» Work item: Having read the entries, repeat all of them exactly.

» Record extracts:

- Opening Delimiter -

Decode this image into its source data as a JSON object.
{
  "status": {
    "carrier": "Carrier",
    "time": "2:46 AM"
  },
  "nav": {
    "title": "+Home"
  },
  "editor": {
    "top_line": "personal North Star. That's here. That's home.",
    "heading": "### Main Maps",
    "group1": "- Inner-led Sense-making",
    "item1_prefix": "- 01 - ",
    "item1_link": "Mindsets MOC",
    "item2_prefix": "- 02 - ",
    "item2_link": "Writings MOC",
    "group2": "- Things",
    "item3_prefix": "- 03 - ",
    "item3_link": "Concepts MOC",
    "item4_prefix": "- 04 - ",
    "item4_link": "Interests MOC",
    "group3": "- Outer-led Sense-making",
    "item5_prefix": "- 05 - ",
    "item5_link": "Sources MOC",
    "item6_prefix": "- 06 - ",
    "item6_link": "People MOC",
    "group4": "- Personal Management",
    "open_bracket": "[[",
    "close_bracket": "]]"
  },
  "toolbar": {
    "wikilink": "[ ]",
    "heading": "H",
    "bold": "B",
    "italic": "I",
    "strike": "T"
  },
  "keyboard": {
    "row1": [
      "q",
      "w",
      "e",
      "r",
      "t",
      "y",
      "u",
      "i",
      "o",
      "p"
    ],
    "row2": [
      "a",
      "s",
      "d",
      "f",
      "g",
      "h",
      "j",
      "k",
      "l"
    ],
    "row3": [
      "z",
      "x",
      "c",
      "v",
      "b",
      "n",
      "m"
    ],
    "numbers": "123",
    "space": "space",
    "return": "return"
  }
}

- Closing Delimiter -

» Task solution:
Decode this image into its source data as a JSON object.
{
  "status": {
    "carrier": "Carrier",
    "time": "2:46 AM"
  },
  "nav": {
    "title": "+Home"
  },
  "editor": {
    "top_line": "personal North Star. That's here. That's home.",
    "heading": "### Main Maps",
    "group1": "- Inner-led Sense-making",
    "item1_prefix": "- 01 - ",
    "item1_link": "Mindsets MOC",
    "item2_prefix": "- 02 - ",
    "item2_link": "Writings MOC",
    "group2": "- Things",
    "item3_prefix": "- 03 - ",
    "item3_link": "Concepts MOC",
    "item4_prefix": "- 04 - ",
    "item4_link": "Interests MOC",
    "group3": "- Outer-led Sense-making",
    "item5_prefix": "- 05 - ",
    "item5_link": "Sources MOC",
    "item6_prefix": "- 06 - ",
    "item6_link": "People MOC",
    "group4": "- Personal Management",
    "open_bracket": "[[",
    "close_bracket": "]]"
  },
  "toolbar": {
    "wikilink": "[ ]",
    "heading": "H",
    "bold": "B",
    "italic": "I",
    "strike": "T"
  },
  "keyboard": {
    "row1": [
      "q",
      "w",
      "e",
      "r",
      "t",
      "y",
      "u",
      "i",
      "o",
      "p"
    ],
    "row2": [
      "a",
      "s",
      "d",
      "f",
      "g",
      "h",
      "j",
      "k",
      "l"
    ],
    "row3": [
      "z",
      "x",
      "c",
      "v",
      "b",
      "n",
      "m"
    ],
    "numbers": "123",
    "space": "space",
    "return": "return"
  }
}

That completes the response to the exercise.